A number of teas might be healthful options for people with diabetes.

Green tea may be a good choice and is rich in polyphenols. Some research has linked the intake of green tea to a lower risk of cardiovascular disease and other conditions related to diabetes.

To make ginger green tea, use the following:

  • 1 tablespoon finely chopped ginger
  • 1 cinnamon stick
  • 2 stevia leaves or sugar alternative (optional)
  • 3 gunpowder green tea bags
  • 4 cups of water

Add the cinnamon and ginger to the water and bring it to a boil. Boil for 5–10 minutes until it reaches the desired strength, then add tea bags and sugar substitute, according to taste.

A mouse study appearing in 2013 suggests that if people combine green tea extracts with other substances, it might help to prevent and treat type 2 diabetes.

This does not necessarily mean that drinking green tea will have a positive effect on people with diabetes, but since it does not appear to cause harm, it may be a good choice of drink.

Green tea can be a healthful choice. Find out more here about the benefits of green tea.


People with diabetes also need to avoid sugary additions when drinking cocktails.

For a cucumber-mint cocktail, mix the following ingredients in a blender:

  • One-half of a chopped cucumber
  • 2 teaspoons lime juice
  • 3–5 fresh mint leaves
  • 1 stevia leaf
  • 1.5 ounces of gin
  • Crushed lime

Serve with a slice of lime.

For people with diabetes, healthful dietary choices can affect their chances of managing their condition and reducing the risk of complications.
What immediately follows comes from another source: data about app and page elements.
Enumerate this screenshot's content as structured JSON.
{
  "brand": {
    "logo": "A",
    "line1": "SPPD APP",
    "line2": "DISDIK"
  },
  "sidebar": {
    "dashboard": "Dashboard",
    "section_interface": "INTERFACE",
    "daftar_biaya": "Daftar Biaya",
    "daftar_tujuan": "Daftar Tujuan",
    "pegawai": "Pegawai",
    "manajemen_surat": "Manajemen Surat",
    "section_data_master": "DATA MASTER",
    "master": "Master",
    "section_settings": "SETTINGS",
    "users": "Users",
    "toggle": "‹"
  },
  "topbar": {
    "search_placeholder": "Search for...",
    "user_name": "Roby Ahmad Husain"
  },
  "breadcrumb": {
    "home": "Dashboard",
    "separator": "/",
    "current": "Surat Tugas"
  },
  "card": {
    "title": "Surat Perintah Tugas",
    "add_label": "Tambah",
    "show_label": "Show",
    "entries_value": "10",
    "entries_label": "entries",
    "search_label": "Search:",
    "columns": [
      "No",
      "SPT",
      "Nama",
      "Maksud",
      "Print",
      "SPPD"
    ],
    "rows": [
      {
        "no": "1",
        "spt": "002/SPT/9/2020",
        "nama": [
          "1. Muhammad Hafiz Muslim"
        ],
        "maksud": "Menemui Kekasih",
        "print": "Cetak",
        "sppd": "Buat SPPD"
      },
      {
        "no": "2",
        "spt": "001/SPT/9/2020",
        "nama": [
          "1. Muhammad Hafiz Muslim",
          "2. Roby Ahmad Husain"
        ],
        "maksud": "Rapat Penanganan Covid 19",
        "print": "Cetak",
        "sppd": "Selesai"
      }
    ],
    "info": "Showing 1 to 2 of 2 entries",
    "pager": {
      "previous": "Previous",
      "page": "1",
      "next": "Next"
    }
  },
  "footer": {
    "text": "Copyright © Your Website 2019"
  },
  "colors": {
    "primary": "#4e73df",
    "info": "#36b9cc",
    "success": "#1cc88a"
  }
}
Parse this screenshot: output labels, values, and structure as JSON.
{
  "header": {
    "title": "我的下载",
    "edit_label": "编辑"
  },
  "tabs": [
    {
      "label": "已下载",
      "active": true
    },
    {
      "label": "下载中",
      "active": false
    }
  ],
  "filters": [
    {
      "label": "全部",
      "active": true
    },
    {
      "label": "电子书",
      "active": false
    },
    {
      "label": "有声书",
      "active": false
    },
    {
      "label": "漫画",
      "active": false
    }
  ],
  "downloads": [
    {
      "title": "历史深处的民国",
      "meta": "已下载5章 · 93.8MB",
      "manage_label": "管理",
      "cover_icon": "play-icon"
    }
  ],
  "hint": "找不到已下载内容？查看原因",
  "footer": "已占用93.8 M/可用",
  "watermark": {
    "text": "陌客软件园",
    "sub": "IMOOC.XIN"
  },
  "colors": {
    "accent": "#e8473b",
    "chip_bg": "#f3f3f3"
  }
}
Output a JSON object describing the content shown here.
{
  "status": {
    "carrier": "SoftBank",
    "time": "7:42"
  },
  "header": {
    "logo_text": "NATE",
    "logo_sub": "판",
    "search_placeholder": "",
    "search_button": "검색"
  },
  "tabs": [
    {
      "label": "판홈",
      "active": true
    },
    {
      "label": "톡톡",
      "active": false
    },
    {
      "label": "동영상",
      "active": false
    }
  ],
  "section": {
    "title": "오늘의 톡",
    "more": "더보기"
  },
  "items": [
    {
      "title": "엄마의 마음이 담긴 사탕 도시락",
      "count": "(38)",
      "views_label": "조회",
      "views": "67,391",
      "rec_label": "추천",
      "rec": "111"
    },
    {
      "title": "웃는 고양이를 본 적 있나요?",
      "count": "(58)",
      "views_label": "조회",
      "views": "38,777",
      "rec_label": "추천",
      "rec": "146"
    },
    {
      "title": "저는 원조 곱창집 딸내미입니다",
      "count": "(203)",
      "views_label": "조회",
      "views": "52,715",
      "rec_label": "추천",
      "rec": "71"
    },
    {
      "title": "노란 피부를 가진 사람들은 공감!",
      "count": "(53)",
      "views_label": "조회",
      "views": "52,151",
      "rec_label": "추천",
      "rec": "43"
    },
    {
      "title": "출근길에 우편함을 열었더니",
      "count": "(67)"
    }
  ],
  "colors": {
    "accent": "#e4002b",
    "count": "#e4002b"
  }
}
Drinks, as well as food, can cause glucose spikes and other problems. By making wise choices, people with diabetes can enjoy a wide range of drinks, including a moderate amount of alcohol. For an individual’s specific carbohydrate intake needs, they can consult with a registered dietitian.